so I call my brother, asking him
to become, additionally, bulletproof.
A human can only worry so many
possibilities into superpowers, can only
doubt the rules of order so long before
kindergarteners wear body armor to class
and the whole neighborhood burns,
sympathetic as a virus. We move forward,
which means back to our pact
with the world. When faced with disaster,
our brains turn first to anything else:
trusting that the open door and ransacked
dresser mean not a robbery, but
a forgetful morning, the dog feeling contrary;
gunshots near the burning house mean
a door knocked down, a hoseline bursting.
The way that I trust implicitly
the uniqueness of my hotel keycard; and so,
seeing the latched chain, and then
the elderly woman beyond, gasping in the bed,
paperback splayed on the floor,
I think first: Grandmama, here? And later:
No place is truly safe. And much later:
This is my room, lying down, finally, to read.

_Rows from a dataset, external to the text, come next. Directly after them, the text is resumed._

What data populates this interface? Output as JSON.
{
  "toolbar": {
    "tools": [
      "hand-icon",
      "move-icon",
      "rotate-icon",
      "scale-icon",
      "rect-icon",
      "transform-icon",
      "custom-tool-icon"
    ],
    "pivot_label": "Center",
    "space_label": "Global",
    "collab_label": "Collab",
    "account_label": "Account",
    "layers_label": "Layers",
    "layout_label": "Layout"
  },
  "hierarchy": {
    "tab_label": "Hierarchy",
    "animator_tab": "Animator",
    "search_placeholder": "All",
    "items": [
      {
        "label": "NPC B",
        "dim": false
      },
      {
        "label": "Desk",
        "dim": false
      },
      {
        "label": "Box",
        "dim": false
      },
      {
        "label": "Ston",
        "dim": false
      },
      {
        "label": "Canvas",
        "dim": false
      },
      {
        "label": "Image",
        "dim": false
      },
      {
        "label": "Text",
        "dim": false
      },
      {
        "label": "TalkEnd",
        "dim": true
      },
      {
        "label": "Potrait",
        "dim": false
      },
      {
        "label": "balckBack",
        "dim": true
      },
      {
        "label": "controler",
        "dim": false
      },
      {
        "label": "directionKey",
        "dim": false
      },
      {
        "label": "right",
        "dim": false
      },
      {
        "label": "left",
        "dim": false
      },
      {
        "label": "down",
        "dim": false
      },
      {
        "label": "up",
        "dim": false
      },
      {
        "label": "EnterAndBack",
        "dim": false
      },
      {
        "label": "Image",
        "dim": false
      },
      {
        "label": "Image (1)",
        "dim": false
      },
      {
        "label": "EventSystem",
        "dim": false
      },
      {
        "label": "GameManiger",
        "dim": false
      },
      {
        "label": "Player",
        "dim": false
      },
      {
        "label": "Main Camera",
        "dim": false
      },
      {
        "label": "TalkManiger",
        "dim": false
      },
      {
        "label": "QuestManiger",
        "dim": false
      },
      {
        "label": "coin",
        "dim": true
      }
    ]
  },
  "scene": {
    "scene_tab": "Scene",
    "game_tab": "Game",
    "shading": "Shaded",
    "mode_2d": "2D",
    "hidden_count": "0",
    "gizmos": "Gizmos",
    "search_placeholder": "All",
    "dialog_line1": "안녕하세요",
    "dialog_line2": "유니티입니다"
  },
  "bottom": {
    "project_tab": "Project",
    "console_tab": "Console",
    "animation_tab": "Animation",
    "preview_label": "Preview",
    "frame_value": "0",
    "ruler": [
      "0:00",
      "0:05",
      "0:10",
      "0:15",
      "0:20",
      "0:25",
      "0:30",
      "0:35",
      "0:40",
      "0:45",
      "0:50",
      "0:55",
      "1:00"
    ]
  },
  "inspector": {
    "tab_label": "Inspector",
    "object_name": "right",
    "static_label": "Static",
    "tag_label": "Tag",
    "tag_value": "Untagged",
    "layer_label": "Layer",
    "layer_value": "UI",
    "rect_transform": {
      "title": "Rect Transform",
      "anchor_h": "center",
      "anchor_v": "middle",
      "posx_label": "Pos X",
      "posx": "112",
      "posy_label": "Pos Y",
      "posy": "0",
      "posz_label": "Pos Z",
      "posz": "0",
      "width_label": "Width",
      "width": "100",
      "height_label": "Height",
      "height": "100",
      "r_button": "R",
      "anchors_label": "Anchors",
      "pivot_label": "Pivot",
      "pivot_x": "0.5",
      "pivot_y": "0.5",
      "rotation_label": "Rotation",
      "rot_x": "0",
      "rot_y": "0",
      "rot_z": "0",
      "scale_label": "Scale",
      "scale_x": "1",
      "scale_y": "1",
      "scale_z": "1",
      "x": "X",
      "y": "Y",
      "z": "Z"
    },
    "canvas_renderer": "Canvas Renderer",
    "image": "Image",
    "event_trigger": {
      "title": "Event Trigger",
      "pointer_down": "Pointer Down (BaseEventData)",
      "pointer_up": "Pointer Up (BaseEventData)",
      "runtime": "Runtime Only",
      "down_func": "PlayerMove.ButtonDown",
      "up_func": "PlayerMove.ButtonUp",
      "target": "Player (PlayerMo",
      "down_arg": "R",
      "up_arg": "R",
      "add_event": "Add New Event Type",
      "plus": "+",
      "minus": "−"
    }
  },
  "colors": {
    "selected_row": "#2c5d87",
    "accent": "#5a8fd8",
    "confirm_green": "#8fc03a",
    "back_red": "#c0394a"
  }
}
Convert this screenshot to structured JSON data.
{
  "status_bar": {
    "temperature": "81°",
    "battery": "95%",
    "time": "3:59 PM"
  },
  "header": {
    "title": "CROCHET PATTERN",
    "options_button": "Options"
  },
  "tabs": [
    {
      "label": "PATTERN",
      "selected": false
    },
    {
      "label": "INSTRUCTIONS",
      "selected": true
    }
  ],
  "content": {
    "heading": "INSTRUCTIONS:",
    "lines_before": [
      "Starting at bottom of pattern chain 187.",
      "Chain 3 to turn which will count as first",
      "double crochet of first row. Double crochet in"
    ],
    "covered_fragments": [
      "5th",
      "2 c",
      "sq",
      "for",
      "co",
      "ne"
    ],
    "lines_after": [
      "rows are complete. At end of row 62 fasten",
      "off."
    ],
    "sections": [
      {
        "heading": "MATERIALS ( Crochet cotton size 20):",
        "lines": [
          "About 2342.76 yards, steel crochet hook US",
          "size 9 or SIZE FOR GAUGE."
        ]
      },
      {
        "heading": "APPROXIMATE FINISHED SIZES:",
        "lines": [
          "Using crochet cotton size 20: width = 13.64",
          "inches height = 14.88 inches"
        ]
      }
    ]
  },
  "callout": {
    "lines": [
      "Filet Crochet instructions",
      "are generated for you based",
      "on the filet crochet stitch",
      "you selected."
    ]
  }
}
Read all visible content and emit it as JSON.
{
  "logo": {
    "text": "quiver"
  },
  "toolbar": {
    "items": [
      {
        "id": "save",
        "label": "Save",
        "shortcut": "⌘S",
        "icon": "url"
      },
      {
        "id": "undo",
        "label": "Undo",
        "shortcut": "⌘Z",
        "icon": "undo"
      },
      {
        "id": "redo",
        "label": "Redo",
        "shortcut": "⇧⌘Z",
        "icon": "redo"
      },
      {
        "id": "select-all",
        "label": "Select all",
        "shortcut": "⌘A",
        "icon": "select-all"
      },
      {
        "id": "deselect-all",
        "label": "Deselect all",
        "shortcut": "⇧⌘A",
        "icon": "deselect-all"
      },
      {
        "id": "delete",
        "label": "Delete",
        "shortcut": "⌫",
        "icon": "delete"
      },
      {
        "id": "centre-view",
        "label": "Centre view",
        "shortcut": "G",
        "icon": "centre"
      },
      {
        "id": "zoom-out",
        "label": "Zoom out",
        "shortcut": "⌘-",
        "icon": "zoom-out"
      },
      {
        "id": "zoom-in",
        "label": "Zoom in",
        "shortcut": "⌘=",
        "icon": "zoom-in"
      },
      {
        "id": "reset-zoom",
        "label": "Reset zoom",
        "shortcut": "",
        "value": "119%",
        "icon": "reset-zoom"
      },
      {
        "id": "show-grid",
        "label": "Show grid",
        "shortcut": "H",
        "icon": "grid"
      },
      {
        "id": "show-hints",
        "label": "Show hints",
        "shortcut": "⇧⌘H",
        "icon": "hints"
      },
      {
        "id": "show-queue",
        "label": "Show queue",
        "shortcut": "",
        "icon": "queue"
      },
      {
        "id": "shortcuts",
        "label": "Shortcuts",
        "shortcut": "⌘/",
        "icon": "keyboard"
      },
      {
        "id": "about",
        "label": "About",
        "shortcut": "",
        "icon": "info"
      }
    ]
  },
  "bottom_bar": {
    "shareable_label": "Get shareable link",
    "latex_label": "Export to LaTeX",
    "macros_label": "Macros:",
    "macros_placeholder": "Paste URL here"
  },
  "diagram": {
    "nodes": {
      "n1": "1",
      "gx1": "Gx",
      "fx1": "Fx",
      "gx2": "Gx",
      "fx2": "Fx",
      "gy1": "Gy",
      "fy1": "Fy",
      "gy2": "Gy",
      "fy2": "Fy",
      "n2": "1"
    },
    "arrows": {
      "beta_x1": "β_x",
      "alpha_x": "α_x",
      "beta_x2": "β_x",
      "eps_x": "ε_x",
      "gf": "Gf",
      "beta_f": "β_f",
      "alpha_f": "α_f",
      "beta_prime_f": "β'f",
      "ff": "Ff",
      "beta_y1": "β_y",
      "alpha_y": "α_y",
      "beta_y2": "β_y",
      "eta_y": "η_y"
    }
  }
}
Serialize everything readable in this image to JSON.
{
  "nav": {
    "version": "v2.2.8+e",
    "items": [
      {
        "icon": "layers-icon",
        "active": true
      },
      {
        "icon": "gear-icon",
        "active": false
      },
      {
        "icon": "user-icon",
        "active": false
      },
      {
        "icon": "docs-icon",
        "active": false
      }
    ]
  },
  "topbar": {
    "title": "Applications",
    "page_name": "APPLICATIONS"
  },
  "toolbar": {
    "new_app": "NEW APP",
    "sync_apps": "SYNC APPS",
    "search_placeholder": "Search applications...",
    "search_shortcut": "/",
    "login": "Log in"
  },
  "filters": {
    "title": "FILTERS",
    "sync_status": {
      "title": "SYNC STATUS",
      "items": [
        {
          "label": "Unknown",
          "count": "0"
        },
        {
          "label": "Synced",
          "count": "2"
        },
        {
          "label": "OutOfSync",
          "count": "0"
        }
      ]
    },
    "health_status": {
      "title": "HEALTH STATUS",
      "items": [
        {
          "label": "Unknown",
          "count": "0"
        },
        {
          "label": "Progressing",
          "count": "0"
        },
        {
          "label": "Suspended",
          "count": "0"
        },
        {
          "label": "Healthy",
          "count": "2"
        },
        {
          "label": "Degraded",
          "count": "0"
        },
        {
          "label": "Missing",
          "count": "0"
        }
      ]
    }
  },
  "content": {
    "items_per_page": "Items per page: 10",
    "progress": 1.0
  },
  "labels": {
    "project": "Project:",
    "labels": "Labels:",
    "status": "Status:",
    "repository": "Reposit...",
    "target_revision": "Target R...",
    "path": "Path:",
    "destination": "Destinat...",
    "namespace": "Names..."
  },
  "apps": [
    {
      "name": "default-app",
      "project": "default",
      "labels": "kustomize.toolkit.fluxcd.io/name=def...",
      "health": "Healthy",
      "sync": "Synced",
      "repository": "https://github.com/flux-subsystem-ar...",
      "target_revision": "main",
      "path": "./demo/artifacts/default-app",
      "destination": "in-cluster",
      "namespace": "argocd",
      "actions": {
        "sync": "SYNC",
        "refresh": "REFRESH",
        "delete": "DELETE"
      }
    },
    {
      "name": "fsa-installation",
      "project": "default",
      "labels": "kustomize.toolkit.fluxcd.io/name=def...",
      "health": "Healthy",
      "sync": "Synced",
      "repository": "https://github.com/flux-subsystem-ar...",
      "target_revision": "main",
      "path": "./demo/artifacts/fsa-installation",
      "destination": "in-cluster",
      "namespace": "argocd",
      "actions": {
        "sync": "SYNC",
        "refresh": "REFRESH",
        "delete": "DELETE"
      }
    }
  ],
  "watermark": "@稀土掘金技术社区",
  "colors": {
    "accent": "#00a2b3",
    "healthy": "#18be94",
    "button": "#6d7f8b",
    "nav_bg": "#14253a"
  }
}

Originally trained as a pianist, Anne-Marie Thompson now works as a technical writer for a software company and lives in the San Francisco Bay Area with her husband and son. New poems and essays appear or are forthcoming in Ploughshares, StorySouth, 32 Poems, and Green Mountains Review. Her book, Audiation, was selected by Marilyn Nelson for the 2013 Donald Justice Poetry Award.